The concerns? A defense that gets pressure with just four is always a threat to have a special game and shut the Patriots offense down, with the 2007 Giants being the prime example. The difference here though is that the Patriots running game is so versatile and deadly. If Burkhead is full-go they’re going to make plays and keep the heat off Brady. Going no huddle and not letting them change personnel will help stress communication on a young defense.
Jacksonville better have an extensive plan how to deal with it all.
If the running game somehow can’t get going and the Pats are forced into shotgun third-and-longs it won’t be a good recipe for success. But by now I fully believe in this ground game. Throw a Pro Bowl fullback in front of them and they’re going to be the Jags’ biggest problem.
Hopefully Tom Brady throws to convert a few 3rd-and-3’s, has a quietly efficient night of handoffs and screen passes and he’s on to play in his eighth Super Bowl.
The defensive gameplan has to start with stopping Leonard Fournette. The Pats 32nd-in-run-DVOA defense gave up just 65 yards to the Titans. With James Harrison they’re a different front. His strong presence on the edge has done wonders. If Fournette can’t get going it’s going to put the pressure on Blake Bortles.
Make no mistake, Bortles is playing good football right now. He could’ve faded when the Steelers started coming back, but he continued to shake off a bad throw here or there with good decisions and throws on third down. They’ve played especially fearless and the Pats should be prepared for fourth-down attempts and fakes.
Marqise Lee is Bortles’ most trusted target, but I think the Pats could just play sides and not worry about manning up as much.
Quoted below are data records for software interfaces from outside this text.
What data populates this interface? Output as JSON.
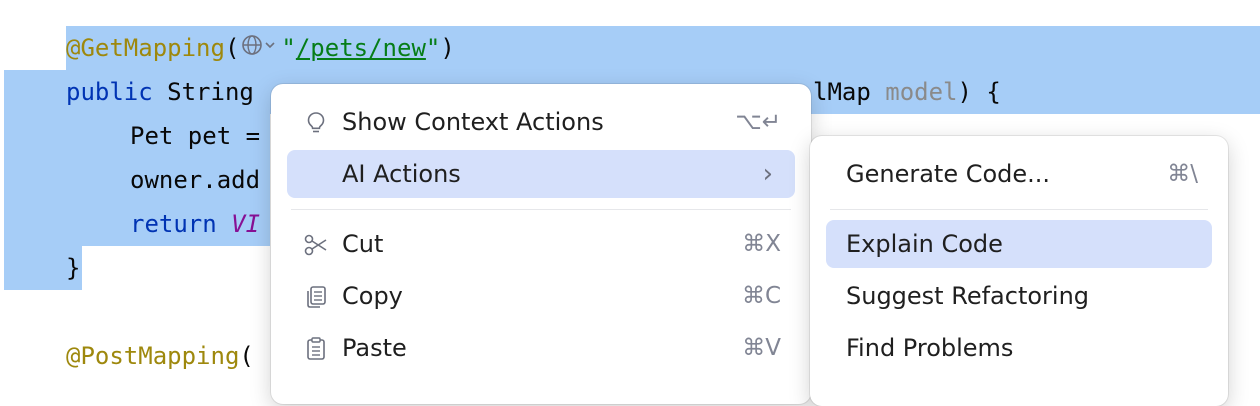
{
  "editor": {
    "selection_color": "#a6cdf7",
    "lines": {
      "l1": {
        "annotation": "@GetMapping",
        "open_paren": "(",
        "inlay_icon": "globe-icon",
        "quote_open": "\"",
        "url": "/pets/new",
        "quote_close": "\"",
        "close_paren": ")"
      },
      "l2": {
        "keyword": "public",
        "type": " String ",
        "param_type": "lMap ",
        "param": "model",
        "tail": ") {"
      },
      "l3": {
        "text": "Pet pet ="
      },
      "l4": {
        "text": "owner.add"
      },
      "l5": {
        "keyword": "return",
        "constant": "VI"
      },
      "l6": {
        "text": "}"
      },
      "l8": {
        "annotation": "@PostMapping",
        "open_paren": "("
      }
    }
  },
  "context_menu": {
    "show_context_actions": {
      "label": "Show Context Actions",
      "shortcut": "⌥↵",
      "icon": "lightbulb-icon"
    },
    "ai_actions": {
      "label": "AI Actions",
      "submenu_arrow": "›"
    },
    "cut": {
      "label": "Cut",
      "shortcut": "⌘X",
      "icon": "scissors-icon"
    },
    "copy": {
      "label": "Copy",
      "shortcut": "⌘C",
      "icon": "copy-icon"
    },
    "paste": {
      "label": "Paste",
      "shortcut": "⌘V",
      "icon": "clipboard-icon"
    }
  },
  "ai_submenu": {
    "generate_code": {
      "label": "Generate Code...",
      "shortcut": "⌘\\"
    },
    "explain_code": {
      "label": "Explain Code"
    },
    "suggest_refactoring": {
      "label": "Suggest Refactoring"
    },
    "find_problems": {
      "label": "Find Problems"
    }
  },
  "colors": {
    "accent_highlight": "#d5e0fb",
    "annotation": "#9e880d",
    "keyword": "#0033b3",
    "string": "#067d17",
    "constant": "#871094"
  }
}
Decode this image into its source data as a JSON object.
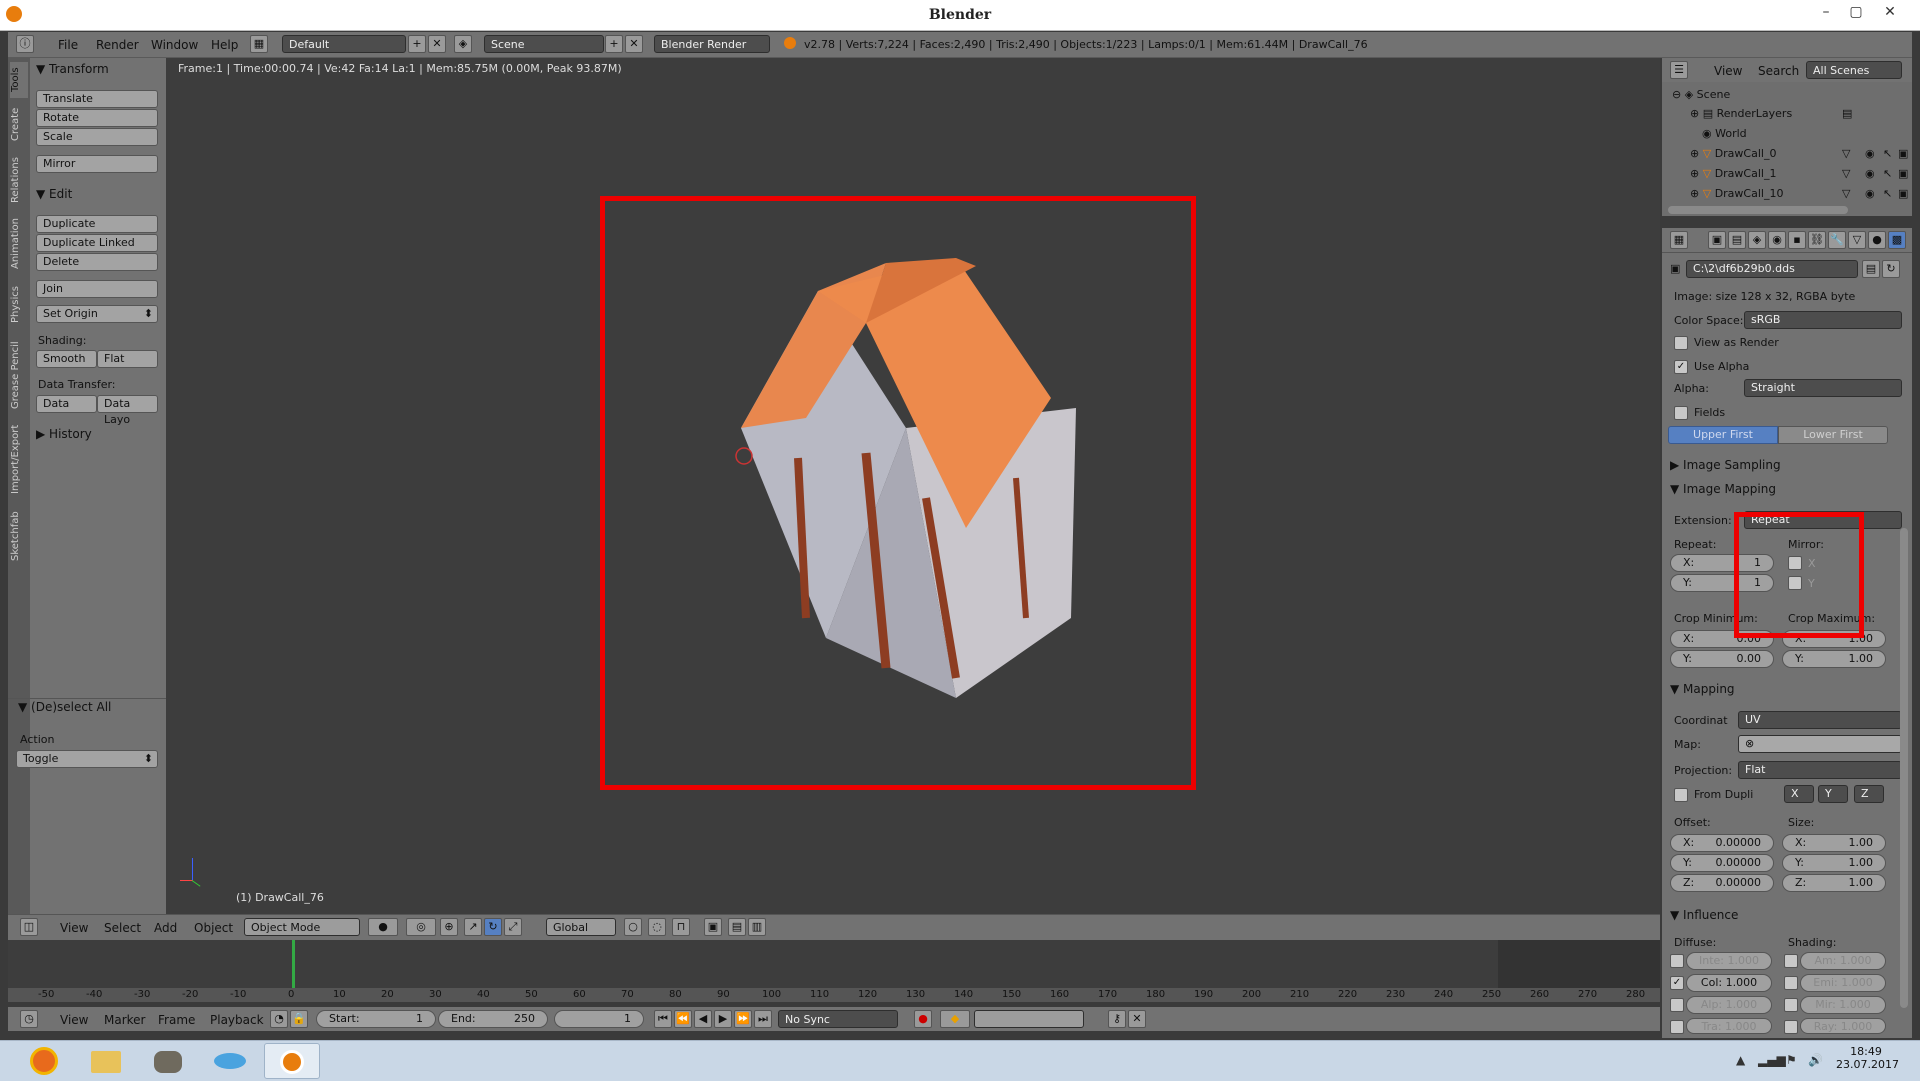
{
  "window": {
    "title": "Blender"
  },
  "infoheader": {
    "menus": [
      "File",
      "Render",
      "Window",
      "Help"
    ],
    "screen_layout": "Default",
    "scene": "Scene",
    "engine": "Blender Render",
    "stats": "v2.78 | Verts:7,224 | Faces:2,490 | Tris:2,490 | Objects:1/223 | Lamps:0/1 | Mem:61.44M | DrawCall_76"
  },
  "left_tabs": [
    "Tools",
    "Create",
    "Relations",
    "Animation",
    "Physics",
    "Grease Pencil",
    "Import/Export",
    "Sketchfab"
  ],
  "toolshelf": {
    "transform": {
      "title": "Transform",
      "buttons": [
        "Translate",
        "Rotate",
        "Scale",
        "Mirror"
      ]
    },
    "edit": {
      "title": "Edit",
      "buttons": [
        "Duplicate",
        "Duplicate Linked",
        "Delete",
        "Join"
      ],
      "set_origin": "Set Origin"
    },
    "shading_label": "Shading:",
    "shading": [
      "Smooth",
      "Flat"
    ],
    "data_transfer_label": "Data Transfer:",
    "data_transfer": [
      "Data",
      "Data Layo"
    ],
    "history": "History",
    "deselect": {
      "title": "(De)select All",
      "action_label": "Action",
      "action": "Toggle"
    }
  },
  "viewport": {
    "info": "Frame:1 | Time:00:00.74 | Ve:42 Fa:14 La:1 | Mem:85.75M (0.00M, Peak 93.87M)",
    "object_label": "(1) DrawCall_76"
  },
  "view3d_header": {
    "menus": [
      "View",
      "Select",
      "Add",
      "Object"
    ],
    "mode": "Object Mode",
    "orientation": "Global"
  },
  "timeline": {
    "ticks": [
      "-50",
      "-40",
      "-30",
      "-20",
      "-10",
      "0",
      "10",
      "20",
      "30",
      "40",
      "50",
      "60",
      "70",
      "80",
      "90",
      "100",
      "110",
      "120",
      "130",
      "140",
      "150",
      "160",
      "170",
      "180",
      "190",
      "200",
      "210",
      "220",
      "230",
      "240",
      "250",
      "260",
      "270",
      "280"
    ],
    "menus": [
      "View",
      "Marker",
      "Frame",
      "Playback"
    ],
    "start_label": "Start:",
    "start": "1",
    "end_label": "End:",
    "end": "250",
    "current": "1",
    "sync": "No Sync"
  },
  "outliner": {
    "menus": [
      "View",
      "Search"
    ],
    "filter": "All Scenes",
    "items": [
      "Scene",
      "RenderLayers",
      "World",
      "DrawCall_0",
      "DrawCall_1",
      "DrawCall_10"
    ]
  },
  "properties": {
    "image_path": "C:\\2\\df6b29b0.dds",
    "image_info": "Image: size 128 x 32, RGBA byte",
    "color_space_label": "Color Space:",
    "color_space": "sRGB",
    "view_as_render": "View as Render",
    "use_alpha": "Use Alpha",
    "alpha_label": "Alpha:",
    "alpha": "Straight",
    "fields": "Fields",
    "upper_first": "Upper First",
    "lower_first": "Lower First",
    "image_sampling": "Image Sampling",
    "image_mapping": "Image Mapping",
    "extension_label": "Extension:",
    "extension": "Repeat",
    "repeat_label": "Repeat:",
    "mirror_label": "Mirror:",
    "repeat_x_label": "X:",
    "repeat_x": "1",
    "repeat_y_label": "Y:",
    "repeat_y": "1",
    "mirror_x": "X",
    "mirror_y": "Y",
    "crop_min_label": "Crop Minimum:",
    "crop_max_label": "Crop Maximum:",
    "crop_min_x_label": "X:",
    "crop_min_x": "0.00",
    "crop_min_y_label": "Y:",
    "crop_min_y": "0.00",
    "crop_max_x_label": "X:",
    "crop_max_x": "1.00",
    "crop_max_y_label": "Y:",
    "crop_max_y": "1.00",
    "mapping": "Mapping",
    "coord_label": "Coordinat",
    "coord": "UV",
    "map_label": "Map:",
    "projection_label": "Projection:",
    "projection": "Flat",
    "from_dupli": "From Dupli",
    "axes": [
      "X",
      "Y",
      "Z"
    ],
    "offset_label": "Offset:",
    "size_label": "Size:",
    "offset_x_label": "X:",
    "offset_x": "0.00000",
    "offset_y_label": "Y:",
    "offset_y": "0.00000",
    "offset_z_label": "Z:",
    "offset_z": "0.00000",
    "size_x_label": "X:",
    "size_x": "1.00",
    "size_y_label": "Y:",
    "size_y": "1.00",
    "size_z_label": "Z:",
    "size_z": "1.00",
    "influence": "Influence",
    "diffuse_label": "Diffuse:",
    "shading_label": "Shading:",
    "inte": "Inte: 1.000",
    "col": "Col: 1.000",
    "alp": "Alp: 1.000",
    "tra": "Tra: 1.000",
    "am": "Am: 1.000",
    "emi": "Emi: 1.000",
    "mir": "Mir: 1.000",
    "ray": "Ray: 1.000"
  },
  "taskbar": {
    "time": "18:49",
    "date": "23.07.2017"
  },
  "colors": {
    "highlight": "#ee0000",
    "blender_orange": "#e87d0d",
    "selected_tab": "#5680c2"
  }
}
The surging Stephon Gilmore should be able to handle Lee when they go man.
T.J. Yeldon is an effective receiving back and Bortles is very good at running the ball when he has to. Both are underneath threats that can target the Pats’ linebackers. Marquis Flowers‘ emergence as an athletic linebacker to play with Kyle Van Noy has been almost as valuable as Harrison’s presence. Fournette on Elandon Roberts is a mismatch in the passing game and needs to be avoided.
The Pats might just like how Ricky Jean-Francois is playing over Alan Branch, but the defensive line will be key and I think this is the kind of game Branch plays for. Add either or both to Malcom Brown and Lawrence Guy and they’re where this game will be decided.
If they win the line of scrimmage and Fournette’s damage on the ground is limited, the Pats should roll.
Five Points of Emphasis
- The Three-RB Monster — We wondered how the Pats would manage having so many good running backs last summer. They’re banged up but all are still on the practice field and utilizing their skills on the ground and through the air is how to attack the Jags.
- Alan Branch — Branch thought he was ready to play last week but I think the Pats were just saving him. For a vet like Branch this is why they still play, AFC Championship games. Last year, a motivated Branch was absolutely dominant and he’s still the Pats biggest DT. Call it a hunch but I think Branch will be out there and dominating again Sunday. And even if he doesn’t expect Brown, Guy and Jean-Francois to meet the physical Jags o-line with the force necessary. I just think we get 2016 Branch for a game.
- Fast and Physical — This Jaguars team will come in with a confident “just-let-it-rip” approach. They need to quickly be reminded that the Patriots built this dynasty by both out-thinking you and out-hitting you. Hit them hard and fast out of the gate. Stress their communication. Make them yell at each other.
- 60 Minutes — I don’t know what’s up with Brady’s thumb. Maybe it does hinder him. Maybe he looks like the same guy we saw last weekend. What I do know is that this Patriots team will fight for 60 minutes no matter how the game unfolds or who’s in there, even if it’s the Hoy Dog himself. This is one game to get to the Super Bowl and it could very well go down to the final play and we should all be prepared for that.
- Win — I’m not sure I could wrap my head around going back to the Super Bowl right now. Let’s wait on that. Beat the Jags. That is all.